Records contained in a dataset:
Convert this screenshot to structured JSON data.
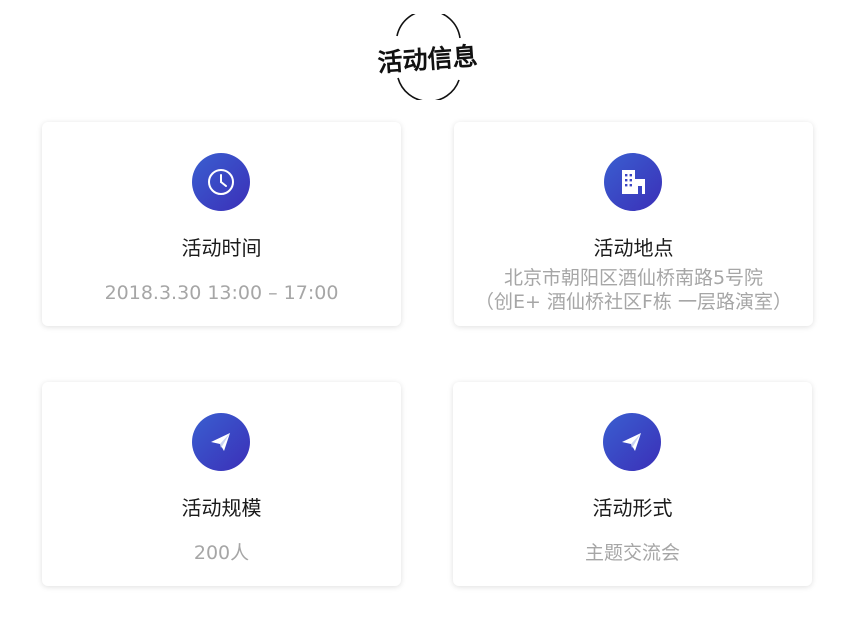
{
  "section": {
    "title": "活动信息"
  },
  "cards": {
    "time": {
      "icon": "clock-icon",
      "label": "活动时间",
      "value": "2018.3.30 13:00 – 17:00"
    },
    "location": {
      "icon": "building-icon",
      "label": "活动地点",
      "value_line1": "北京市朝阳区酒仙桥南路5号院",
      "value_line2": "（创E+ 酒仙桥社区F栋 一层路演室）"
    },
    "scale": {
      "icon": "paper-plane-icon",
      "label": "活动规模",
      "value": "200人"
    },
    "format": {
      "icon": "paper-plane-icon",
      "label": "活动形式",
      "value": "主题交流会"
    }
  },
  "colors": {
    "icon_gradient_start": "#3a5fd0",
    "icon_gradient_end": "#3b2fb8",
    "label": "#1a1a1a",
    "value": "#a6a6a6"
  }
}
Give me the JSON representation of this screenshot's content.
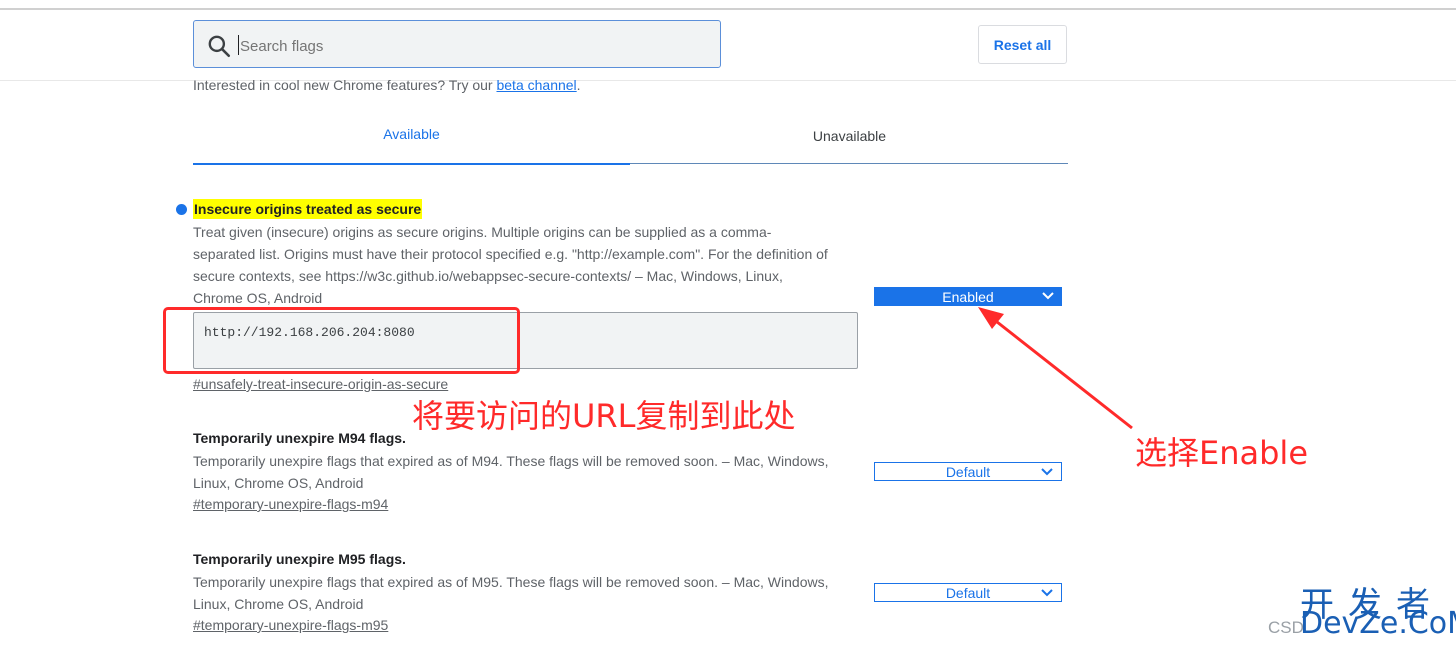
{
  "search": {
    "placeholder": "Search flags",
    "value": ""
  },
  "header": {
    "reset_label": "Reset all"
  },
  "intro": {
    "text": "Interested in cool new Chrome features? Try our ",
    "link": "beta channel",
    "suffix": "."
  },
  "tabs": [
    {
      "label": "Available",
      "active": true
    },
    {
      "label": "Unavailable",
      "active": false
    }
  ],
  "flags": [
    {
      "title": "Insecure origins treated as secure",
      "desc": "Treat given (insecure) origins as secure origins. Multiple origins can be supplied as a comma-separated list. Origins must have their protocol specified e.g. \"http://example.com\". For the definition of secure contexts, see https://w3c.github.io/webappsec-secure-contexts/ – Mac, Windows, Linux, Chrome OS, Android",
      "input_value": "http://192.168.206.204:8080",
      "link": "#unsafely-treat-insecure-origin-as-secure",
      "select_value": "Enabled"
    },
    {
      "title": "Temporarily unexpire M94 flags.",
      "desc": "Temporarily unexpire flags that expired as of M94. These flags will be removed soon. – Mac, Windows, Linux, Chrome OS, Android",
      "link": "#temporary-unexpire-flags-m94",
      "select_value": "Default"
    },
    {
      "title": "Temporarily unexpire M95 flags.",
      "desc": "Temporarily unexpire flags that expired as of M95. These flags will be removed soon. – Mac, Windows, Linux, Chrome OS, Android",
      "link": "#temporary-unexpire-flags-m95",
      "select_value": "Default"
    }
  ],
  "annotations": {
    "url_hint": "将要访问的URL复制到此处",
    "enable_hint": "选择Enable"
  },
  "watermark": {
    "cn": "开发者",
    "en": "DevZe.CoM",
    "partial": "CSD"
  },
  "colors": {
    "accent": "#1a73e8",
    "annotation": "#ff2a2a",
    "highlight": "#ffff00"
  },
  "icons": {
    "search": "search-icon",
    "dropdown": "chevron-down-icon"
  }
}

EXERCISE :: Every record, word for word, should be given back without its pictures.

YOUR SOLUTION ::
Convert this screenshot to structured JSON data.
{
  "section": {
    "title": "活动信息"
  },
  "cards": {
    "time": {
      "icon": "clock-icon",
      "label": "活动时间",
      "value": "2018.3.30 13:00 – 17:00"
    },
    "location": {
      "icon": "building-icon",
      "label": "活动地点",
      "value_line1": "北京市朝阳区酒仙桥南路5号院",
      "value_line2": "（创E+ 酒仙桥社区F栋 一层路演室）"
    },
    "scale": {
      "icon": "paper-plane-icon",
      "label": "活动规模",
      "value": "200人"
    },
    "format": {
      "icon": "paper-plane-icon",
      "label": "活动形式",
      "value": "主题交流会"
    }
  },
  "colors": {
    "icon_gradient_start": "#3a5fd0",
    "icon_gradient_end": "#3b2fb8",
    "label": "#1a1a1a",
    "value": "#a6a6a6"
  }
}
Give me the JSON representation of this screenshot's content.
{
  "search": {
    "placeholder": "Search flags",
    "value": ""
  },
  "header": {
    "reset_label": "Reset all"
  },
  "intro": {
    "text": "Interested in cool new Chrome features? Try our ",
    "link": "beta channel",
    "suffix": "."
  },
  "tabs": [
    {
      "label": "Available",
      "active": true
    },
    {
      "label": "Unavailable",
      "active": false
    }
  ],
  "flags": [
    {
      "title": "Insecure origins treated as secure",
      "desc": "Treat given (insecure) origins as secure origins. Multiple origins can be supplied as a comma-separated list. Origins must have their protocol specified e.g. \"http://example.com\". For the definition of secure contexts, see https://w3c.github.io/webappsec-secure-contexts/ – Mac, Windows, Linux, Chrome OS, Android",
      "input_value": "http://192.168.206.204:8080",
      "link": "#unsafely-treat-insecure-origin-as-secure",
      "select_value": "Enabled"
    },
    {
      "title": "Temporarily unexpire M94 flags.",
      "desc": "Temporarily unexpire flags that expired as of M94. These flags will be removed soon. – Mac, Windows, Linux, Chrome OS, Android",
      "link": "#temporary-unexpire-flags-m94",
      "select_value": "Default"
    },
    {
      "title": "Temporarily unexpire M95 flags.",
      "desc": "Temporarily unexpire flags that expired as of M95. These flags will be removed soon. – Mac, Windows, Linux, Chrome OS, Android",
      "link": "#temporary-unexpire-flags-m95",
      "select_value": "Default"
    }
  ],
  "annotations": {
    "url_hint": "将要访问的URL复制到此处",
    "enable_hint": "选择Enable"
  },
  "watermark": {
    "cn": "开发者",
    "en": "DevZe.CoM",
    "partial": "CSD"
  },
  "colors": {
    "accent": "#1a73e8",
    "annotation": "#ff2a2a",
    "highlight": "#ffff00"
  },
  "icons": {
    "search": "search-icon",
    "dropdown": "chevron-down-icon"
  }
}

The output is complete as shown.